Anyone who has attended middle school should have learned that volcanos – in addition to being fascinating – can be pretty hot, and an altogether inadvisable place for a picnic. With this wisdom in mind, it may come as a surprise to hear that three days into our tour of New Zealand, we found ourselves on a chilly jetty in the North Island town of Whakatane, waiting to board a launch for a 50-kilometre journey into the Bay of Plenty where we planned to enjoy a picnic in the shadow of New Zealand’s only marine volcano – White Island.
We’d driven through the pre-dawn frost from nearby Tauranga and enjoyed the clear morning sunrise from beneath four or five layers of warming winter wear. At around 8am, as the sun crept above the horizon, we boarded and made our heading towards the island, that we could see in the distance belching out steam even from the safety of the river mouth. The journey took a little over an hour and was punctuated by brief detours to chase dolphins and other marine life that call the aptly named Bay of Plenty home. Despite the relatively calm conditions (a far cry from the near gale force weather that greeted us a few days later in Wellington for our Cook Straight crossing), the foot or so of swell was enough to make many of us queasy by the time we reached the shelter of the volcano (an oxymoron if ever I saw one).

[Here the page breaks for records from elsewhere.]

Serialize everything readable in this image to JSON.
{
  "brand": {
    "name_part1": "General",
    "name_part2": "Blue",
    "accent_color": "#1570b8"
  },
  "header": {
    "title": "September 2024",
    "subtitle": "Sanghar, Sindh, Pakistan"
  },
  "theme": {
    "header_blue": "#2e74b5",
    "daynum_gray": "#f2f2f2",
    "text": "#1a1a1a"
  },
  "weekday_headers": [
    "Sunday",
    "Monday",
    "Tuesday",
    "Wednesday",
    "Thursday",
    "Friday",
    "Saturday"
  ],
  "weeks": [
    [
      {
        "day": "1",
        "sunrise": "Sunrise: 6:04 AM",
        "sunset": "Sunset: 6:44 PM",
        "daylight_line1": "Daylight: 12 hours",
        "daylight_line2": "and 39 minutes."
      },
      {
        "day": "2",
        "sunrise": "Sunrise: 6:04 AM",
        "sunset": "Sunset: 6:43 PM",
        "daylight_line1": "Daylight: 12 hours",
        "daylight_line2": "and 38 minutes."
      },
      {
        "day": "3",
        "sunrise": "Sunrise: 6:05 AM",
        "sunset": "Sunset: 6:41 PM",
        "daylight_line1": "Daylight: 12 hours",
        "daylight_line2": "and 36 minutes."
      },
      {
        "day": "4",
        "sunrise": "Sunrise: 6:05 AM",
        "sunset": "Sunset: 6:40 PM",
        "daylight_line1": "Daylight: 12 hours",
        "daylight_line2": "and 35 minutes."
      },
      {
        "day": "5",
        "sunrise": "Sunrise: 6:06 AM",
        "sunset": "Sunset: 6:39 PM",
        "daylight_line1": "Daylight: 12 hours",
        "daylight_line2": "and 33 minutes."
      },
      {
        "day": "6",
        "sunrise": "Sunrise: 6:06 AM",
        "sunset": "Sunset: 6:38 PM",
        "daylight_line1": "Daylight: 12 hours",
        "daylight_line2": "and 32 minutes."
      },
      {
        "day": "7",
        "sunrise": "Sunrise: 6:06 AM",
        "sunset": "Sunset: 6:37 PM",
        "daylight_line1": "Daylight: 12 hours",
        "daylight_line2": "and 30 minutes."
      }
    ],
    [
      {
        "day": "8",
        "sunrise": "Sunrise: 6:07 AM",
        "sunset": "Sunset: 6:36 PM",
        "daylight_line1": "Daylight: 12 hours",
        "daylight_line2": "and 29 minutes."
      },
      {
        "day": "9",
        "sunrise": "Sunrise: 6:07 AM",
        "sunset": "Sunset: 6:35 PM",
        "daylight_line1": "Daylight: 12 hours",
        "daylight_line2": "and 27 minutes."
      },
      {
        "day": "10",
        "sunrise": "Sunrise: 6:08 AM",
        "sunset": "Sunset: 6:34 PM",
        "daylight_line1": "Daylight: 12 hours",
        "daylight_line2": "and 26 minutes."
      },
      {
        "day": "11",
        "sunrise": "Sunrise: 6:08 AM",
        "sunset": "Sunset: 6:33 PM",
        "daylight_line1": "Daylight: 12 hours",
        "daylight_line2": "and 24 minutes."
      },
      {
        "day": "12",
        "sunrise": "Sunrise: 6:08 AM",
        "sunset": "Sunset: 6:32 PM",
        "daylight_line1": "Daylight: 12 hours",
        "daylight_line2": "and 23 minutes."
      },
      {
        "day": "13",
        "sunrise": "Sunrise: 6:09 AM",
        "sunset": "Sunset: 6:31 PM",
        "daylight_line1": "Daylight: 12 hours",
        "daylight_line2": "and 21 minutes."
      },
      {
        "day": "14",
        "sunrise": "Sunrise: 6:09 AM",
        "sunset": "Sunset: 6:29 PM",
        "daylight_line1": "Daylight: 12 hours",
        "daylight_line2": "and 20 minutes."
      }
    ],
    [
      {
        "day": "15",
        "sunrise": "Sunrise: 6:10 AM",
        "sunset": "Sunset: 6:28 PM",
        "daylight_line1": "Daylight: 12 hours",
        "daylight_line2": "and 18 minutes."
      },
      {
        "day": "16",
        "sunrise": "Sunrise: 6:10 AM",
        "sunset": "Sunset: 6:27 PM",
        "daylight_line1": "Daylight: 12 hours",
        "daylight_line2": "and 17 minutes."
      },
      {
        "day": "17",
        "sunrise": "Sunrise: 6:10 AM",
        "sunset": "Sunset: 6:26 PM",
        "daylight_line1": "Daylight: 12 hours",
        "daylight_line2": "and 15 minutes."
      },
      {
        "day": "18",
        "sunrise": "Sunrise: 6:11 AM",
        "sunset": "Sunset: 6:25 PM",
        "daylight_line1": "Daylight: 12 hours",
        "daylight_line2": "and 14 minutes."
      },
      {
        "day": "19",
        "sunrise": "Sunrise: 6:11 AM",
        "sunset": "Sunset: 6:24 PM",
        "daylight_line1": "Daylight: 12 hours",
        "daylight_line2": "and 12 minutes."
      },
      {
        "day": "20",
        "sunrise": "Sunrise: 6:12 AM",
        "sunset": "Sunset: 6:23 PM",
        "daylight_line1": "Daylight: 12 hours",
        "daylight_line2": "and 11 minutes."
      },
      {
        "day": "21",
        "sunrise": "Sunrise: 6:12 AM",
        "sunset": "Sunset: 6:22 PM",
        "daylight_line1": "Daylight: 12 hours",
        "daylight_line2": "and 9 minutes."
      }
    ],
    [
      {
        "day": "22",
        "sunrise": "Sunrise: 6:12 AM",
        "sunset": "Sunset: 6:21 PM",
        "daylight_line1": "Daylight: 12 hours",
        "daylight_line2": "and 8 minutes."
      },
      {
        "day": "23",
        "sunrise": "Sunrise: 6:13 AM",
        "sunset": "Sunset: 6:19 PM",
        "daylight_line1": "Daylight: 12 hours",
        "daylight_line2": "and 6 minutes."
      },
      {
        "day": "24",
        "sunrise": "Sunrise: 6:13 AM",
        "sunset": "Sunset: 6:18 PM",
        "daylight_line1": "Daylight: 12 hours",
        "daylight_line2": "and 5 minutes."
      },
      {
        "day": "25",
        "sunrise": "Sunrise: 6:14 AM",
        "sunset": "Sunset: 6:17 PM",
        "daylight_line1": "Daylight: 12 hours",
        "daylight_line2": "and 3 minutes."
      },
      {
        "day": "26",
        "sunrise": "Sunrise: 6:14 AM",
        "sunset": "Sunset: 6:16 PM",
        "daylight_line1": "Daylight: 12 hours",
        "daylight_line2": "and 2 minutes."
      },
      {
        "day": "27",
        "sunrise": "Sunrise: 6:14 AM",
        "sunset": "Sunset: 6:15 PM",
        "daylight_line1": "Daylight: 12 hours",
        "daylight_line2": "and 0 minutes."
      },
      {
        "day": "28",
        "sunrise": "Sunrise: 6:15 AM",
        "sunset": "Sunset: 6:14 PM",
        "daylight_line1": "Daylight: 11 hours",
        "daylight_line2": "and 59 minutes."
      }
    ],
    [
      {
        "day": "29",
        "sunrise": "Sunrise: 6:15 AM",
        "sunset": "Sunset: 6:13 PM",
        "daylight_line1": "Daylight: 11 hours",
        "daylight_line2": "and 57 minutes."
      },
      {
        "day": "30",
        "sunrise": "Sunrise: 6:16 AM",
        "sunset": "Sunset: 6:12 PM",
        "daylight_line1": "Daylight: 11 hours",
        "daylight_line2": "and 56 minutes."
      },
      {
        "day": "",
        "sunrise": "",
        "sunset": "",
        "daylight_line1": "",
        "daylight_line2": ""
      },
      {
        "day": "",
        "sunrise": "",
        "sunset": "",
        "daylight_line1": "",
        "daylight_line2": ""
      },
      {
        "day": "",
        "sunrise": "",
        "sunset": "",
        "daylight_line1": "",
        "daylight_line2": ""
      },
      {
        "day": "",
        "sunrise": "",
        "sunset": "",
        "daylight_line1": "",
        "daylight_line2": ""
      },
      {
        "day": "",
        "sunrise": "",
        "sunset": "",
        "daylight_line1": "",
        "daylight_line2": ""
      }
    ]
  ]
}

White Island climbs 1000 feet above the water, but is the tip of a submarine mountain which starts 4000 feet below on the ocean floor. The island has smouldered constantly since its discovery by Europeans (Captain James Cook) in the 1700s (although one might assume the indigenous Maori population could have confirmed said activity slightly earlier than that).
Smoldering, however is not the only activity that geologists constantly measure on White Island. A number of eruptions of varying intensity have affected the island over the years, some – like the 1914 event which caused the western rim of the crater to collapse, killing the sulphur miners on the island – with disastrous consequences. The volcano’s active status is highlighted by the daily checks before any tour to ensure that guests will be ‘safe’ while standing on the volcano. We’d contacted the tour company and confirmed that we would be able to visit the night before, but it was still with some trepidation that I lowered myself into the inflatable tender with my gas mask and helmet in place.
The tour started with a walk around the open plain opened by a collapse in the crater, where we were alerted to the various dangers that a morning on a volcano might raise. The terrain was stark and the ever-present smell of sulfur was the only one reminder of where we were exploring.
We stopped at a steam-belching vent for a few photos and donned our masks for a close up look at the boiling mud and fluids before moving on towards the crater lake that – when we arrived – had been completely obscured by steam. Any thoughts of a swim were quickly dashed by the idea that the lake’s pH was approximately that of Hydrochloric acid. As we reached a small plateau above the lake, the wind partially cleared the steam, offering a view of the cloudy green water which hovers around boiling.
On the return walk to the small harbour, we inspected a few streams that run down from the interior of the island – tasting them to identify the mineral content and source. Finally, before returning to our vessel, we walked through the skeleton of the sulphur mining operations that ceased in the 1930s thanks to the great depression and a paucity of quality sulphur in accessible locations.
Once back on board, we circumnavigated the island before making the voyage back to Whakatane and the safety of the mainland that was (ever so slightly) less likely to cover us in superheated steam and rock. White Island was one of the principal experiences we had anticipated in New Zealand, and – despite the steep cost (which is typical of most New Zealand attractions), it was one of the highlights of our trip (which was, admittedly, as packed with highlights as a backcountry hunter’s ute.